The other day, I was on Reddit and stumbled across this example of applying the “blackout poetry” method to a page CS Lewis’ Narnia novel, The Silver Chair. Fair warning, it’s pretty lewd:
For those unfamiliar with blackout poetry – well, you’re probably able to piece together how it works from the picture above. It’s the practice of taking one text and covering up all but a few words in a sort of reverse-Mad Libs fashion, and seeing what you end up with. I’ve never tried my own hand at it before, but I would imagine that blackout poets exercise varying degrees of precision while scribbling out words. You could black them out at random, or in a fixed pattern, or with a particular outcome in mind – e.g., turning a page from children’s book into a slice of erotic fiction.

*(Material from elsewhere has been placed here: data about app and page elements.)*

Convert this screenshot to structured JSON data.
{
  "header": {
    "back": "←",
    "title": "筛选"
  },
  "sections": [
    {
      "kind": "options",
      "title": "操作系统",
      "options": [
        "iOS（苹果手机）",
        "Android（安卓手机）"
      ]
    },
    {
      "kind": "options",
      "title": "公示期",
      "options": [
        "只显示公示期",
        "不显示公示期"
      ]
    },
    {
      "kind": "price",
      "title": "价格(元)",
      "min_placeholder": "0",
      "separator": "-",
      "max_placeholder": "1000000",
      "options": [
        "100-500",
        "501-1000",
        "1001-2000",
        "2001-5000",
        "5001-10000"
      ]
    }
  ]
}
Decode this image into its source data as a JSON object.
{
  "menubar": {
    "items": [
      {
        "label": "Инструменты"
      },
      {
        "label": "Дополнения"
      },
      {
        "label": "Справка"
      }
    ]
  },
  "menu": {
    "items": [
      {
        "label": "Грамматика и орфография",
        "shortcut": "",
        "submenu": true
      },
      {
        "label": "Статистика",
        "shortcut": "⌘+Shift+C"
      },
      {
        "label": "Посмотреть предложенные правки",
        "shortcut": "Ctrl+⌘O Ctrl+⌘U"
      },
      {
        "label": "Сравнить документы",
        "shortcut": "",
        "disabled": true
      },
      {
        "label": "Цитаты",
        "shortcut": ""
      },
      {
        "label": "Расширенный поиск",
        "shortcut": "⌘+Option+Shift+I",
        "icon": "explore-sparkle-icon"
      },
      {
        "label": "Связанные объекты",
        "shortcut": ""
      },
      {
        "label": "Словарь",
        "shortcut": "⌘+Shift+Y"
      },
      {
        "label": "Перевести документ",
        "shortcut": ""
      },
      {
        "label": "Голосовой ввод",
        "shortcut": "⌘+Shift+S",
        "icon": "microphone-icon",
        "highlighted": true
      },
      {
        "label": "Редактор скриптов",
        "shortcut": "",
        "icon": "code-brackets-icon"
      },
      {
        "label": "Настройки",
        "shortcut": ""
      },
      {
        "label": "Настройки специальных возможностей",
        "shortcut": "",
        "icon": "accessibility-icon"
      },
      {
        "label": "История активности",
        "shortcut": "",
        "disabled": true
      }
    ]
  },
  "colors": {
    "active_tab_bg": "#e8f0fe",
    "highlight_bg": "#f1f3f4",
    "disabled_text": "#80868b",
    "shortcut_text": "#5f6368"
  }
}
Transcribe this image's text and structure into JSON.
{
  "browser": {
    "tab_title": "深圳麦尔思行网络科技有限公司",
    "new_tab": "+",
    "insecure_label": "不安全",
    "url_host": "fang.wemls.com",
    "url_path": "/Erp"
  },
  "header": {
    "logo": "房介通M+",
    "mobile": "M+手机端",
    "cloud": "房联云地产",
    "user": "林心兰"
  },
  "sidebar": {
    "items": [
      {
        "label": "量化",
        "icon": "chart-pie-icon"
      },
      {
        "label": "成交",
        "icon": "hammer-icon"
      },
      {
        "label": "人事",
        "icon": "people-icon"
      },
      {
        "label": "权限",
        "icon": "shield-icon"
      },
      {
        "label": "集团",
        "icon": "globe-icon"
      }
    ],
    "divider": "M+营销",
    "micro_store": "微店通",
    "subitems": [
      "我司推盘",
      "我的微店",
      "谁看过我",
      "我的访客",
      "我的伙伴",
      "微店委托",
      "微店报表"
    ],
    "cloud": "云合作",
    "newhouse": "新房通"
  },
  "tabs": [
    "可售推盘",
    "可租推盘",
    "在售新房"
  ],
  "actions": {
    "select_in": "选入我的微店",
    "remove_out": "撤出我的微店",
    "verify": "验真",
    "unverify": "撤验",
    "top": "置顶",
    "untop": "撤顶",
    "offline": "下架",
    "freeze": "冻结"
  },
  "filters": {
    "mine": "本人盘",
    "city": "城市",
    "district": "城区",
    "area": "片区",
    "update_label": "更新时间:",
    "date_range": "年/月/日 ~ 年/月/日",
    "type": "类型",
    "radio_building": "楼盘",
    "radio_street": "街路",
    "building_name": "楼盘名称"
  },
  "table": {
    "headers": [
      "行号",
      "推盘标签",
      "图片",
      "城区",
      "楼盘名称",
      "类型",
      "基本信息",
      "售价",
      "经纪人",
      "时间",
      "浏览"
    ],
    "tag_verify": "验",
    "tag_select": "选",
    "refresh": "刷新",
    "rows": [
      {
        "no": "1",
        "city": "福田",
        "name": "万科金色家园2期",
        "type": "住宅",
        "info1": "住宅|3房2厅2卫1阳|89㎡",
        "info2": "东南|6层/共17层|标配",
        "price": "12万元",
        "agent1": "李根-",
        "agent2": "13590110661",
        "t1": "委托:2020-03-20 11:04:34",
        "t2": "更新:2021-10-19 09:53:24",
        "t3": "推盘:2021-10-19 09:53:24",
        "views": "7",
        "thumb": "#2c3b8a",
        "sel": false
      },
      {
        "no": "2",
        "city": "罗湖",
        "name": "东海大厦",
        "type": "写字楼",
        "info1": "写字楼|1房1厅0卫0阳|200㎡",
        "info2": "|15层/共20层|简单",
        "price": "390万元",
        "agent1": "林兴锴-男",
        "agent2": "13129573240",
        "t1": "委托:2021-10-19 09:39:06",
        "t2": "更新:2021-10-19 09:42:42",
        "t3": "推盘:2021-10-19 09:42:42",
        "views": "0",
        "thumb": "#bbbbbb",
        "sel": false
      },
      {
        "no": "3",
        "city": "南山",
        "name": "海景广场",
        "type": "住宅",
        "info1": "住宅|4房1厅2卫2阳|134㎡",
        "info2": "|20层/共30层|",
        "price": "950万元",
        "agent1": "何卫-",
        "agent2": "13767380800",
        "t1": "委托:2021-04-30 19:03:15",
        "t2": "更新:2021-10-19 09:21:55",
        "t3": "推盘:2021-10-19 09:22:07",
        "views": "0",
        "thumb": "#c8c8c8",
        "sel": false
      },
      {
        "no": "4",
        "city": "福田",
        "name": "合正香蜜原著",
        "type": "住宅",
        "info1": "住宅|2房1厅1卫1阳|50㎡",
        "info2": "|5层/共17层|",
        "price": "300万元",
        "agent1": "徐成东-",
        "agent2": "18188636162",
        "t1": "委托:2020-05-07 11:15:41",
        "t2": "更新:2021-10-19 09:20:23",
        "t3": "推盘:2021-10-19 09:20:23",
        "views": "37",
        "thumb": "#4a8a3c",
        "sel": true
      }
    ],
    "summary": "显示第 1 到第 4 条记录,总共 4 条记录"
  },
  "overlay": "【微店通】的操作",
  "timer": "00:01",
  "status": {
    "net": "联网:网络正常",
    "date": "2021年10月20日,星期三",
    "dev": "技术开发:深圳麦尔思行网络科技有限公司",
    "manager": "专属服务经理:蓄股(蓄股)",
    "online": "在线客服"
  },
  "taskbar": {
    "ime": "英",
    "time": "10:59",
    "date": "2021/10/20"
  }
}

One key difference that I see between the two methods is that whereas many computer generated poems effectively work to make sense out of nonsense – that is, take a pool of words that are meaningless on their own, then apply some template and create (at least somewhat) meaningful sentences from them – blackout poetry takes something that already makes sense, and tries to twist it so that it makes a different kind of sense. If I’m playing by the rules, I don’t get to cut the page up and rearrange the words how I like them. My sharpie is my only weapon. I’m not sure that we’re at a place yet where computers are able to perform this kind of abstract thought, at least not without a good deal of human assistance.